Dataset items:
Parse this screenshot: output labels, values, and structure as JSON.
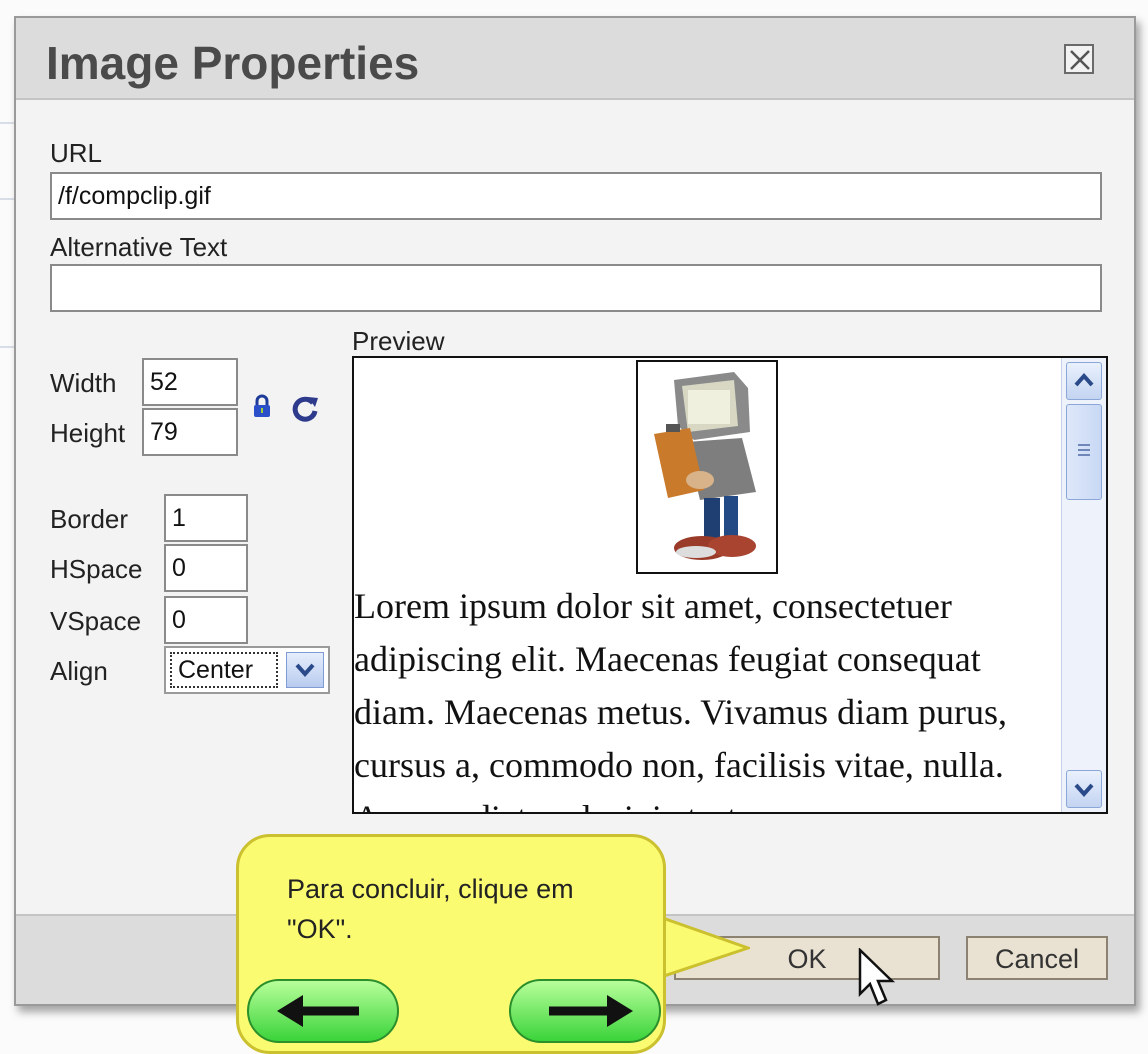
{
  "dialog": {
    "title": "Image Properties",
    "url_label": "URL",
    "url_value": "/f/compclip.gif",
    "alt_label": "Alternative Text",
    "alt_value": "",
    "width_label": "Width",
    "width_value": "52",
    "height_label": "Height",
    "height_value": "79",
    "border_label": "Border",
    "border_value": "1",
    "hspace_label": "HSpace",
    "hspace_value": "0",
    "vspace_label": "VSpace",
    "vspace_value": "0",
    "align_label": "Align",
    "align_value": "Center",
    "preview_label": "Preview",
    "preview_text": "Lorem ipsum dolor sit amet, consectetuer adipiscing elit. Maecenas feugiat consequat diam. Maecenas metus. Vivamus diam purus, cursus a, commodo non, facilisis vitae, nulla. Aenean dictum lacinia tortor.",
    "ok_label": "OK",
    "cancel_label": "Cancel"
  },
  "tooltip": {
    "text": "Para concluir, clique em \"OK\"."
  },
  "icons": {
    "close": "close-icon",
    "lock": "lock-icon",
    "refresh": "refresh-icon",
    "dropdown": "chevron-down-icon",
    "scroll_up": "chevron-up-icon",
    "scroll_down": "chevron-down-icon",
    "back": "arrow-left-icon",
    "next": "arrow-right-icon",
    "cursor": "mouse-pointer-icon"
  },
  "colors": {
    "tooltip_bg": "#fbfb72",
    "nav_button": "#3ad33a",
    "title_bar": "#dcdcdc"
  }
}
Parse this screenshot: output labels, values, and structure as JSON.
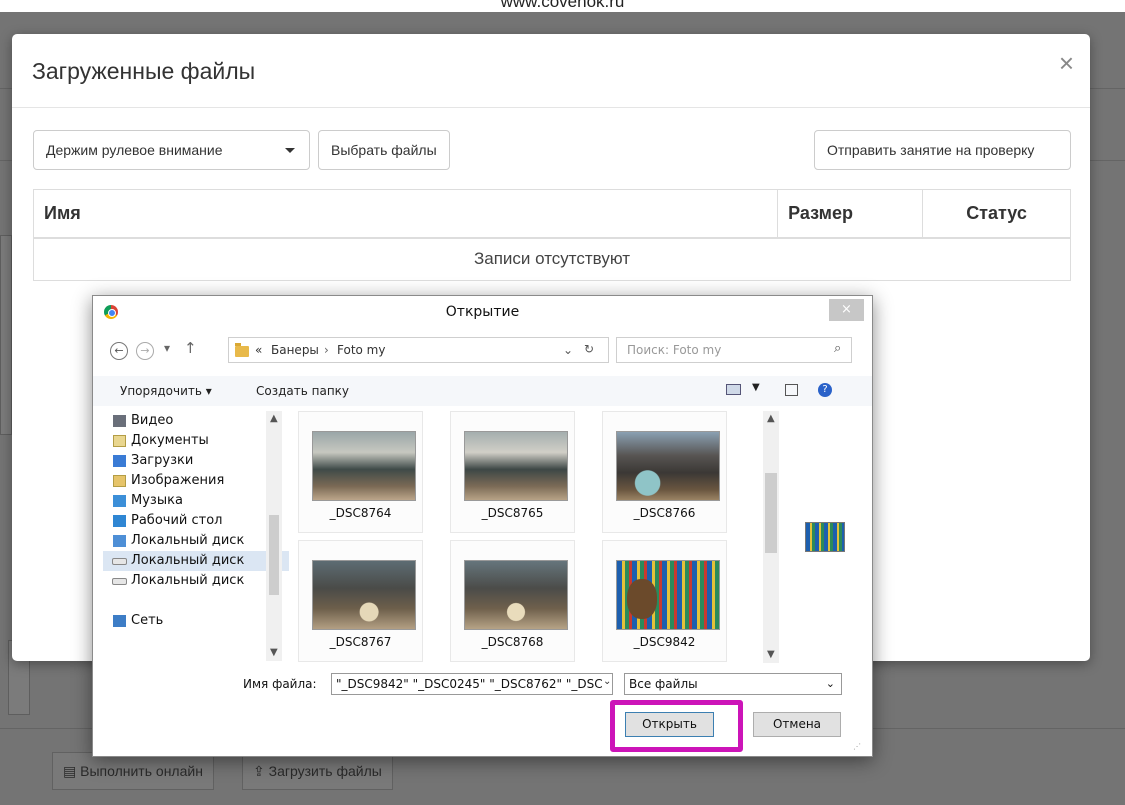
{
  "watermark": "www.covenok.ru",
  "modal": {
    "title": "Загруженные файлы",
    "close": "×",
    "lesson_select": "Держим рулевое внимание",
    "choose_files": "Выбрать файлы",
    "submit": "Отправить занятие на проверку",
    "table": {
      "columns": [
        "Имя",
        "Размер",
        "Статус"
      ],
      "empty": "Записи отсутствуют"
    }
  },
  "background": {
    "run_online": "Выполнить онлайн",
    "upload_files": "Загрузить файлы"
  },
  "dialog": {
    "title": "Открытие",
    "close": "×",
    "breadcrumb": [
      "«",
      "Банеры",
      "›",
      "Foto my"
    ],
    "search_placeholder": "Поиск: Foto my",
    "toolbar": {
      "organize": "Упорядочить ▾",
      "new_folder": "Создать папку"
    },
    "tree": [
      "Видео",
      "Документы",
      "Загрузки",
      "Изображения",
      "Музыка",
      "Рабочий стол",
      "Локальный диск",
      "Локальный диск",
      "Локальный диск",
      "",
      "Сеть"
    ],
    "files": [
      "_DSC8764",
      "_DSC8765",
      "_DSC8766",
      "_DSC8767",
      "_DSC8768",
      "_DSC9842"
    ],
    "filename_label": "Имя файла:",
    "filename_value": "\"_DSC9842\" \"_DSC0245\" \"_DSC8762\" \"_DSC",
    "filter": "Все файлы",
    "open": "Открыть",
    "cancel": "Отмена"
  },
  "colors": {
    "highlight": "#cc14b8",
    "overlay": "rgba(0,0,0,0.5)"
  }
}
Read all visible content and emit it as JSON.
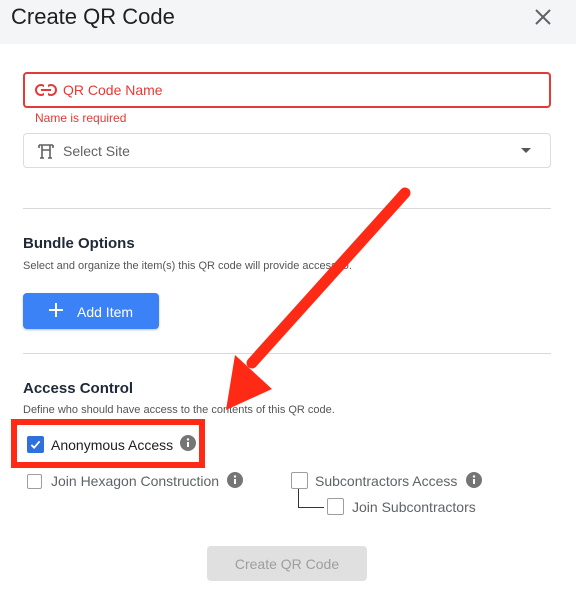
{
  "dialog": {
    "title": "Create QR Code",
    "close_icon": "close-icon"
  },
  "form": {
    "name_placeholder": "QR Code Name",
    "name_value": "",
    "name_error": "Name is required",
    "site_placeholder": "Select Site",
    "link_icon": "link-icon",
    "site_icon": "site-crane-icon"
  },
  "bundle": {
    "title": "Bundle Options",
    "description": "Select and organize the item(s) this QR code will provide access to.",
    "add_item_label": "Add Item"
  },
  "access": {
    "title": "Access Control",
    "description": "Define who should have access to the contents of this QR code.",
    "anonymous": {
      "label": "Anonymous Access",
      "checked": true
    },
    "join_company": {
      "label": "Join Hexagon Construction",
      "checked": false
    },
    "subcontractors": {
      "label": "Subcontractors Access",
      "checked": false
    },
    "join_subcontractors": {
      "label": "Join Subcontractors",
      "checked": false
    }
  },
  "footer": {
    "create_label": "Create QR Code"
  },
  "colors": {
    "error": "#e53935",
    "primary": "#3b82f6",
    "annotation": "#ff2a16"
  }
}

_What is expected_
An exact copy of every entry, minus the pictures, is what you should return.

_Expected answer_
Parse this screenshot: output labels, values, and structure as JSON.
{
  "dialog": {
    "title": "Image Properties",
    "url_label": "URL",
    "url_value": "/f/compclip.gif",
    "alt_label": "Alternative Text",
    "alt_value": "",
    "width_label": "Width",
    "width_value": "52",
    "height_label": "Height",
    "height_value": "79",
    "border_label": "Border",
    "border_value": "1",
    "hspace_label": "HSpace",
    "hspace_value": "0",
    "vspace_label": "VSpace",
    "vspace_value": "0",
    "align_label": "Align",
    "align_value": "Center",
    "preview_label": "Preview",
    "preview_text": "Lorem ipsum dolor sit amet, consectetuer adipiscing elit. Maecenas feugiat consequat diam. Maecenas metus. Vivamus diam purus, cursus a, commodo non, facilisis vitae, nulla. Aenean dictum lacinia tortor.",
    "ok_label": "OK",
    "cancel_label": "Cancel"
  },
  "tooltip": {
    "text": "Para concluir, clique em \"OK\"."
  },
  "icons": {
    "close": "close-icon",
    "lock": "lock-icon",
    "refresh": "refresh-icon",
    "dropdown": "chevron-down-icon",
    "scroll_up": "chevron-up-icon",
    "scroll_down": "chevron-down-icon",
    "back": "arrow-left-icon",
    "next": "arrow-right-icon",
    "cursor": "mouse-pointer-icon"
  },
  "colors": {
    "tooltip_bg": "#fbfb72",
    "nav_button": "#3ad33a",
    "title_bar": "#dcdcdc"
  }
}
Parse this screenshot: output labels, values, and structure as JSON.
{
  "watermark": "www.covenok.ru",
  "modal": {
    "title": "Загруженные файлы",
    "close": "×",
    "lesson_select": "Держим рулевое внимание",
    "choose_files": "Выбрать файлы",
    "submit": "Отправить занятие на проверку",
    "table": {
      "columns": [
        "Имя",
        "Размер",
        "Статус"
      ],
      "empty": "Записи отсутствуют"
    }
  },
  "background": {
    "run_online": "Выполнить онлайн",
    "upload_files": "Загрузить файлы"
  },
  "dialog": {
    "title": "Открытие",
    "close": "×",
    "breadcrumb": [
      "«",
      "Банеры",
      "›",
      "Foto my"
    ],
    "search_placeholder": "Поиск: Foto my",
    "toolbar": {
      "organize": "Упорядочить ▾",
      "new_folder": "Создать папку"
    },
    "tree": [
      "Видео",
      "Документы",
      "Загрузки",
      "Изображения",
      "Музыка",
      "Рабочий стол",
      "Локальный диск",
      "Локальный диск",
      "Локальный диск",
      "",
      "Сеть"
    ],
    "files": [
      "_DSC8764",
      "_DSC8765",
      "_DSC8766",
      "_DSC8767",
      "_DSC8768",
      "_DSC9842"
    ],
    "filename_label": "Имя файла:",
    "filename_value": "\"_DSC9842\" \"_DSC0245\" \"_DSC8762\" \"_DSC",
    "filter": "Все файлы",
    "open": "Открыть",
    "cancel": "Отмена"
  },
  "colors": {
    "highlight": "#cc14b8",
    "overlay": "rgba(0,0,0,0.5)"
  }
}
Read all visible content and emit it as JSON.
{
  "dialog": {
    "title": "Create QR Code",
    "close_icon": "close-icon"
  },
  "form": {
    "name_placeholder": "QR Code Name",
    "name_value": "",
    "name_error": "Name is required",
    "site_placeholder": "Select Site",
    "link_icon": "link-icon",
    "site_icon": "site-crane-icon"
  },
  "bundle": {
    "title": "Bundle Options",
    "description": "Select and organize the item(s) this QR code will provide access to.",
    "add_item_label": "Add Item"
  },
  "access": {
    "title": "Access Control",
    "description": "Define who should have access to the contents of this QR code.",
    "anonymous": {
      "label": "Anonymous Access",
      "checked": true
    },
    "join_company": {
      "label": "Join Hexagon Construction",
      "checked": false
    },
    "subcontractors": {
      "label": "Subcontractors Access",
      "checked": false
    },
    "join_subcontractors": {
      "label": "Join Subcontractors",
      "checked": false
    }
  },
  "footer": {
    "create_label": "Create QR Code"
  },
  "colors": {
    "error": "#e53935",
    "primary": "#3b82f6",
    "annotation": "#ff2a16"
  }
}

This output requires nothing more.